| WHAT NEEDS TO BE DONE |
This calls for a word-for-word copy of all the data, with each picture removed.

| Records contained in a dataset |
------------------------------

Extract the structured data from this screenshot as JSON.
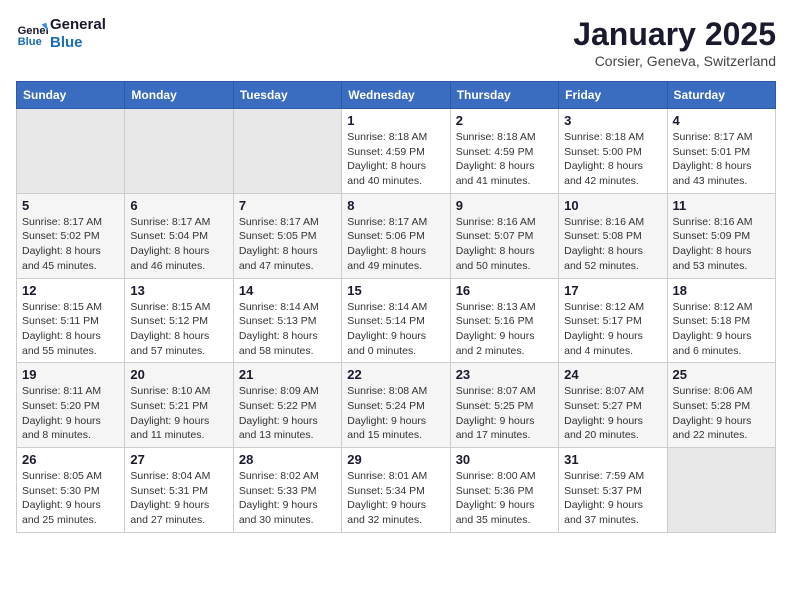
{
  "logo": {
    "line1": "General",
    "line2": "Blue"
  },
  "title": "January 2025",
  "subtitle": "Corsier, Geneva, Switzerland",
  "headers": [
    "Sunday",
    "Monday",
    "Tuesday",
    "Wednesday",
    "Thursday",
    "Friday",
    "Saturday"
  ],
  "weeks": [
    [
      {
        "day": "",
        "sunrise": "",
        "sunset": "",
        "daylight": ""
      },
      {
        "day": "",
        "sunrise": "",
        "sunset": "",
        "daylight": ""
      },
      {
        "day": "",
        "sunrise": "",
        "sunset": "",
        "daylight": ""
      },
      {
        "day": "1",
        "sunrise": "Sunrise: 8:18 AM",
        "sunset": "Sunset: 4:59 PM",
        "daylight": "Daylight: 8 hours and 40 minutes."
      },
      {
        "day": "2",
        "sunrise": "Sunrise: 8:18 AM",
        "sunset": "Sunset: 4:59 PM",
        "daylight": "Daylight: 8 hours and 41 minutes."
      },
      {
        "day": "3",
        "sunrise": "Sunrise: 8:18 AM",
        "sunset": "Sunset: 5:00 PM",
        "daylight": "Daylight: 8 hours and 42 minutes."
      },
      {
        "day": "4",
        "sunrise": "Sunrise: 8:17 AM",
        "sunset": "Sunset: 5:01 PM",
        "daylight": "Daylight: 8 hours and 43 minutes."
      }
    ],
    [
      {
        "day": "5",
        "sunrise": "Sunrise: 8:17 AM",
        "sunset": "Sunset: 5:02 PM",
        "daylight": "Daylight: 8 hours and 45 minutes."
      },
      {
        "day": "6",
        "sunrise": "Sunrise: 8:17 AM",
        "sunset": "Sunset: 5:04 PM",
        "daylight": "Daylight: 8 hours and 46 minutes."
      },
      {
        "day": "7",
        "sunrise": "Sunrise: 8:17 AM",
        "sunset": "Sunset: 5:05 PM",
        "daylight": "Daylight: 8 hours and 47 minutes."
      },
      {
        "day": "8",
        "sunrise": "Sunrise: 8:17 AM",
        "sunset": "Sunset: 5:06 PM",
        "daylight": "Daylight: 8 hours and 49 minutes."
      },
      {
        "day": "9",
        "sunrise": "Sunrise: 8:16 AM",
        "sunset": "Sunset: 5:07 PM",
        "daylight": "Daylight: 8 hours and 50 minutes."
      },
      {
        "day": "10",
        "sunrise": "Sunrise: 8:16 AM",
        "sunset": "Sunset: 5:08 PM",
        "daylight": "Daylight: 8 hours and 52 minutes."
      },
      {
        "day": "11",
        "sunrise": "Sunrise: 8:16 AM",
        "sunset": "Sunset: 5:09 PM",
        "daylight": "Daylight: 8 hours and 53 minutes."
      }
    ],
    [
      {
        "day": "12",
        "sunrise": "Sunrise: 8:15 AM",
        "sunset": "Sunset: 5:11 PM",
        "daylight": "Daylight: 8 hours and 55 minutes."
      },
      {
        "day": "13",
        "sunrise": "Sunrise: 8:15 AM",
        "sunset": "Sunset: 5:12 PM",
        "daylight": "Daylight: 8 hours and 57 minutes."
      },
      {
        "day": "14",
        "sunrise": "Sunrise: 8:14 AM",
        "sunset": "Sunset: 5:13 PM",
        "daylight": "Daylight: 8 hours and 58 minutes."
      },
      {
        "day": "15",
        "sunrise": "Sunrise: 8:14 AM",
        "sunset": "Sunset: 5:14 PM",
        "daylight": "Daylight: 9 hours and 0 minutes."
      },
      {
        "day": "16",
        "sunrise": "Sunrise: 8:13 AM",
        "sunset": "Sunset: 5:16 PM",
        "daylight": "Daylight: 9 hours and 2 minutes."
      },
      {
        "day": "17",
        "sunrise": "Sunrise: 8:12 AM",
        "sunset": "Sunset: 5:17 PM",
        "daylight": "Daylight: 9 hours and 4 minutes."
      },
      {
        "day": "18",
        "sunrise": "Sunrise: 8:12 AM",
        "sunset": "Sunset: 5:18 PM",
        "daylight": "Daylight: 9 hours and 6 minutes."
      }
    ],
    [
      {
        "day": "19",
        "sunrise": "Sunrise: 8:11 AM",
        "sunset": "Sunset: 5:20 PM",
        "daylight": "Daylight: 9 hours and 8 minutes."
      },
      {
        "day": "20",
        "sunrise": "Sunrise: 8:10 AM",
        "sunset": "Sunset: 5:21 PM",
        "daylight": "Daylight: 9 hours and 11 minutes."
      },
      {
        "day": "21",
        "sunrise": "Sunrise: 8:09 AM",
        "sunset": "Sunset: 5:22 PM",
        "daylight": "Daylight: 9 hours and 13 minutes."
      },
      {
        "day": "22",
        "sunrise": "Sunrise: 8:08 AM",
        "sunset": "Sunset: 5:24 PM",
        "daylight": "Daylight: 9 hours and 15 minutes."
      },
      {
        "day": "23",
        "sunrise": "Sunrise: 8:07 AM",
        "sunset": "Sunset: 5:25 PM",
        "daylight": "Daylight: 9 hours and 17 minutes."
      },
      {
        "day": "24",
        "sunrise": "Sunrise: 8:07 AM",
        "sunset": "Sunset: 5:27 PM",
        "daylight": "Daylight: 9 hours and 20 minutes."
      },
      {
        "day": "25",
        "sunrise": "Sunrise: 8:06 AM",
        "sunset": "Sunset: 5:28 PM",
        "daylight": "Daylight: 9 hours and 22 minutes."
      }
    ],
    [
      {
        "day": "26",
        "sunrise": "Sunrise: 8:05 AM",
        "sunset": "Sunset: 5:30 PM",
        "daylight": "Daylight: 9 hours and 25 minutes."
      },
      {
        "day": "27",
        "sunrise": "Sunrise: 8:04 AM",
        "sunset": "Sunset: 5:31 PM",
        "daylight": "Daylight: 9 hours and 27 minutes."
      },
      {
        "day": "28",
        "sunrise": "Sunrise: 8:02 AM",
        "sunset": "Sunset: 5:33 PM",
        "daylight": "Daylight: 9 hours and 30 minutes."
      },
      {
        "day": "29",
        "sunrise": "Sunrise: 8:01 AM",
        "sunset": "Sunset: 5:34 PM",
        "daylight": "Daylight: 9 hours and 32 minutes."
      },
      {
        "day": "30",
        "sunrise": "Sunrise: 8:00 AM",
        "sunset": "Sunset: 5:36 PM",
        "daylight": "Daylight: 9 hours and 35 minutes."
      },
      {
        "day": "31",
        "sunrise": "Sunrise: 7:59 AM",
        "sunset": "Sunset: 5:37 PM",
        "daylight": "Daylight: 9 hours and 37 minutes."
      },
      {
        "day": "",
        "sunrise": "",
        "sunset": "",
        "daylight": ""
      }
    ]
  ]
}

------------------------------

| WRITTEN SOLUTION |
Extract the structured data from this screenshot as JSON.
{
  "logo": {
    "line1": "General",
    "line2": "Blue"
  },
  "title": "January 2025",
  "subtitle": "Corsier, Geneva, Switzerland",
  "headers": [
    "Sunday",
    "Monday",
    "Tuesday",
    "Wednesday",
    "Thursday",
    "Friday",
    "Saturday"
  ],
  "weeks": [
    [
      {
        "day": "",
        "sunrise": "",
        "sunset": "",
        "daylight": ""
      },
      {
        "day": "",
        "sunrise": "",
        "sunset": "",
        "daylight": ""
      },
      {
        "day": "",
        "sunrise": "",
        "sunset": "",
        "daylight": ""
      },
      {
        "day": "1",
        "sunrise": "Sunrise: 8:18 AM",
        "sunset": "Sunset: 4:59 PM",
        "daylight": "Daylight: 8 hours and 40 minutes."
      },
      {
        "day": "2",
        "sunrise": "Sunrise: 8:18 AM",
        "sunset": "Sunset: 4:59 PM",
        "daylight": "Daylight: 8 hours and 41 minutes."
      },
      {
        "day": "3",
        "sunrise": "Sunrise: 8:18 AM",
        "sunset": "Sunset: 5:00 PM",
        "daylight": "Daylight: 8 hours and 42 minutes."
      },
      {
        "day": "4",
        "sunrise": "Sunrise: 8:17 AM",
        "sunset": "Sunset: 5:01 PM",
        "daylight": "Daylight: 8 hours and 43 minutes."
      }
    ],
    [
      {
        "day": "5",
        "sunrise": "Sunrise: 8:17 AM",
        "sunset": "Sunset: 5:02 PM",
        "daylight": "Daylight: 8 hours and 45 minutes."
      },
      {
        "day": "6",
        "sunrise": "Sunrise: 8:17 AM",
        "sunset": "Sunset: 5:04 PM",
        "daylight": "Daylight: 8 hours and 46 minutes."
      },
      {
        "day": "7",
        "sunrise": "Sunrise: 8:17 AM",
        "sunset": "Sunset: 5:05 PM",
        "daylight": "Daylight: 8 hours and 47 minutes."
      },
      {
        "day": "8",
        "sunrise": "Sunrise: 8:17 AM",
        "sunset": "Sunset: 5:06 PM",
        "daylight": "Daylight: 8 hours and 49 minutes."
      },
      {
        "day": "9",
        "sunrise": "Sunrise: 8:16 AM",
        "sunset": "Sunset: 5:07 PM",
        "daylight": "Daylight: 8 hours and 50 minutes."
      },
      {
        "day": "10",
        "sunrise": "Sunrise: 8:16 AM",
        "sunset": "Sunset: 5:08 PM",
        "daylight": "Daylight: 8 hours and 52 minutes."
      },
      {
        "day": "11",
        "sunrise": "Sunrise: 8:16 AM",
        "sunset": "Sunset: 5:09 PM",
        "daylight": "Daylight: 8 hours and 53 minutes."
      }
    ],
    [
      {
        "day": "12",
        "sunrise": "Sunrise: 8:15 AM",
        "sunset": "Sunset: 5:11 PM",
        "daylight": "Daylight: 8 hours and 55 minutes."
      },
      {
        "day": "13",
        "sunrise": "Sunrise: 8:15 AM",
        "sunset": "Sunset: 5:12 PM",
        "daylight": "Daylight: 8 hours and 57 minutes."
      },
      {
        "day": "14",
        "sunrise": "Sunrise: 8:14 AM",
        "sunset": "Sunset: 5:13 PM",
        "daylight": "Daylight: 8 hours and 58 minutes."
      },
      {
        "day": "15",
        "sunrise": "Sunrise: 8:14 AM",
        "sunset": "Sunset: 5:14 PM",
        "daylight": "Daylight: 9 hours and 0 minutes."
      },
      {
        "day": "16",
        "sunrise": "Sunrise: 8:13 AM",
        "sunset": "Sunset: 5:16 PM",
        "daylight": "Daylight: 9 hours and 2 minutes."
      },
      {
        "day": "17",
        "sunrise": "Sunrise: 8:12 AM",
        "sunset": "Sunset: 5:17 PM",
        "daylight": "Daylight: 9 hours and 4 minutes."
      },
      {
        "day": "18",
        "sunrise": "Sunrise: 8:12 AM",
        "sunset": "Sunset: 5:18 PM",
        "daylight": "Daylight: 9 hours and 6 minutes."
      }
    ],
    [
      {
        "day": "19",
        "sunrise": "Sunrise: 8:11 AM",
        "sunset": "Sunset: 5:20 PM",
        "daylight": "Daylight: 9 hours and 8 minutes."
      },
      {
        "day": "20",
        "sunrise": "Sunrise: 8:10 AM",
        "sunset": "Sunset: 5:21 PM",
        "daylight": "Daylight: 9 hours and 11 minutes."
      },
      {
        "day": "21",
        "sunrise": "Sunrise: 8:09 AM",
        "sunset": "Sunset: 5:22 PM",
        "daylight": "Daylight: 9 hours and 13 minutes."
      },
      {
        "day": "22",
        "sunrise": "Sunrise: 8:08 AM",
        "sunset": "Sunset: 5:24 PM",
        "daylight": "Daylight: 9 hours and 15 minutes."
      },
      {
        "day": "23",
        "sunrise": "Sunrise: 8:07 AM",
        "sunset": "Sunset: 5:25 PM",
        "daylight": "Daylight: 9 hours and 17 minutes."
      },
      {
        "day": "24",
        "sunrise": "Sunrise: 8:07 AM",
        "sunset": "Sunset: 5:27 PM",
        "daylight": "Daylight: 9 hours and 20 minutes."
      },
      {
        "day": "25",
        "sunrise": "Sunrise: 8:06 AM",
        "sunset": "Sunset: 5:28 PM",
        "daylight": "Daylight: 9 hours and 22 minutes."
      }
    ],
    [
      {
        "day": "26",
        "sunrise": "Sunrise: 8:05 AM",
        "sunset": "Sunset: 5:30 PM",
        "daylight": "Daylight: 9 hours and 25 minutes."
      },
      {
        "day": "27",
        "sunrise": "Sunrise: 8:04 AM",
        "sunset": "Sunset: 5:31 PM",
        "daylight": "Daylight: 9 hours and 27 minutes."
      },
      {
        "day": "28",
        "sunrise": "Sunrise: 8:02 AM",
        "sunset": "Sunset: 5:33 PM",
        "daylight": "Daylight: 9 hours and 30 minutes."
      },
      {
        "day": "29",
        "sunrise": "Sunrise: 8:01 AM",
        "sunset": "Sunset: 5:34 PM",
        "daylight": "Daylight: 9 hours and 32 minutes."
      },
      {
        "day": "30",
        "sunrise": "Sunrise: 8:00 AM",
        "sunset": "Sunset: 5:36 PM",
        "daylight": "Daylight: 9 hours and 35 minutes."
      },
      {
        "day": "31",
        "sunrise": "Sunrise: 7:59 AM",
        "sunset": "Sunset: 5:37 PM",
        "daylight": "Daylight: 9 hours and 37 minutes."
      },
      {
        "day": "",
        "sunrise": "",
        "sunset": "",
        "daylight": ""
      }
    ]
  ]
}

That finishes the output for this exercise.